The Nordic Baltic Eight (NB8) Foreign Ministers met on 4 September in Vilnius to discuss prospects of the closer partnership and the results of the joint activities.
“This year marks twenty years of the Nordic-Baltic cooperation. During those years we were not only close friends, but we were pooling together different expertise and experience to address regional and global challenges. This year we have paid a lot of attention to the situation in Eastern Partnership countries and in the Southern neighbourhood of the EU. We have strengthened joint activities in development cooperation and were promoting gender equality, continued to work collaboratively towards a common vision of cyber security, started nuclear safety cooperation. Furthermore, we are working together to help Ukraine and Moldova to reform their defence sectors,” Lithuanian Minister of Foreign Affairs Audronius Ažubalis said.

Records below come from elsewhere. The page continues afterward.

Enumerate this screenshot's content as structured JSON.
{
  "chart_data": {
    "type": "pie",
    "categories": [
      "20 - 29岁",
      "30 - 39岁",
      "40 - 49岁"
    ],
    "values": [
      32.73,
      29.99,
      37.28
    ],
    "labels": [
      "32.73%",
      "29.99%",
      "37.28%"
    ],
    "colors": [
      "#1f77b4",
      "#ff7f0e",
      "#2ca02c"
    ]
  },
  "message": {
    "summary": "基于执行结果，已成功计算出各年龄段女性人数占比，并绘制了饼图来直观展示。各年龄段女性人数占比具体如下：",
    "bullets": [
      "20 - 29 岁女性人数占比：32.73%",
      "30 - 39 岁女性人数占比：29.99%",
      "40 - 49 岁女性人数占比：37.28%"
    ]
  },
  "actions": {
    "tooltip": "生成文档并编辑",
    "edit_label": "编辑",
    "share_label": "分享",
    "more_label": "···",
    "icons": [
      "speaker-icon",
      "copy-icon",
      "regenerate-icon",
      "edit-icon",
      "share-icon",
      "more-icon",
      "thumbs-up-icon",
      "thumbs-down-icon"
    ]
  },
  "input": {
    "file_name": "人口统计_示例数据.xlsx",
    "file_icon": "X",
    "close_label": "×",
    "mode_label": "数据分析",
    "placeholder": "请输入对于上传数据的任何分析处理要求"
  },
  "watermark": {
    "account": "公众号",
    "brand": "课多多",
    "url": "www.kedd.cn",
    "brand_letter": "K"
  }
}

The Lithuanian Foreign Minister stressed that even though the NB8 was a region of stability and peace, it was also a part of broader regional and global contexts.
“We have discussed Eastern Partnership, Middle East, challenges in the Euro zone, the cooperation in the United Nations, NATO and EU missions, and security cooperation,” the head of the Lithuanian diplomacy said.
According to the Minister, the Nordic and Baltic countries have reiterated their determination to support and promote integration efforts of Eastern Partnership countries. “We need to demonstrate to democratic political forces in the Eastern neighbourhood that we strongly support their Euro-Atlantic vision. The fact that the situation in the Southern neighbourhood of the EU is extremely tense does not mean that Eastern partnership can be neglected in terms of political or financial engagement. The international community will be judged by future generations by the way it manages to address this very difficult situation in both Southern and Eastern neighbourhoods at the same time,” Ažubalis said.
The Ministers also discussed recent problems in the relations between Armenia and Azerbaijan. “We support the concern raised by the EU regarding the situation, which resulted from actions taken by the government of Azerbaijan in relation to Ramil Safarov. Our primary interest is stability in the South Caucasus region. Therefore, we hope that the countries will find a way out of the situation based on the generally recognized norms of international law,” Minister Ažubalis stressed.
Minister Ažubalis emphasized a comprehensive, integrated Nordic-Baltic approach in dealing with the problems in the Euro zone. “We share the opinion that the solution to the challenges lies in three principles: firstly, growth and fiscal discipline are inseparable; secondly, growth must focus on productivity and innovation; thirdly, EU single market potential must be fully used to foster growth,” the Lithuanian Foreign Minister said.
Lithuania’s interim report on the NB8 activities, which reviews the recent key achievements of the Nordic-Baltic cooperation, was presented to the Ministers.
In 2012, the Nordic and Baltic countries implemented a number of measures, aimed at developing closer relations in the region. NB8 diplomatic representations’ data base was created to promote diplomatic exchange. As a result some countries already share their diplomatic premises with each other. Diplomats of the region visited Moldova together, where they reiterated support for the country’s EU integration aspirations.
This year Lithuania initiated a comprehensive presentation of the region on the internet and launched Foreign Ministry’s website, dedicated to the NB8 cooperation. In June, the international conference on gender equality was organised by Nordic, Baltic and other countries in Vilnius.
This year saw preparatory work for the joint Nordic and Baltic nuclear safety exercise, which will take place in Finland in 2013. Cyber security and digital marketing experts from eight countries established contacts.
This October the conference on democracy and development cooperation in Vilnius will also bring together Nordic and Baltic Ministers responsible for development cooperation.
The Nordic Baltic Eight is an informal cooperation mechanism established by five Nordic countries and three Baltic States in 1992. The Nordic-Baltic Foreign Ministers’ meeting is held annually in the country that coordinates the NB8 cooperation. The last ministerial meeting was held in Helsinki. In 2013, the event will take place in Sweden, as the country will take over the helm from Lithuania.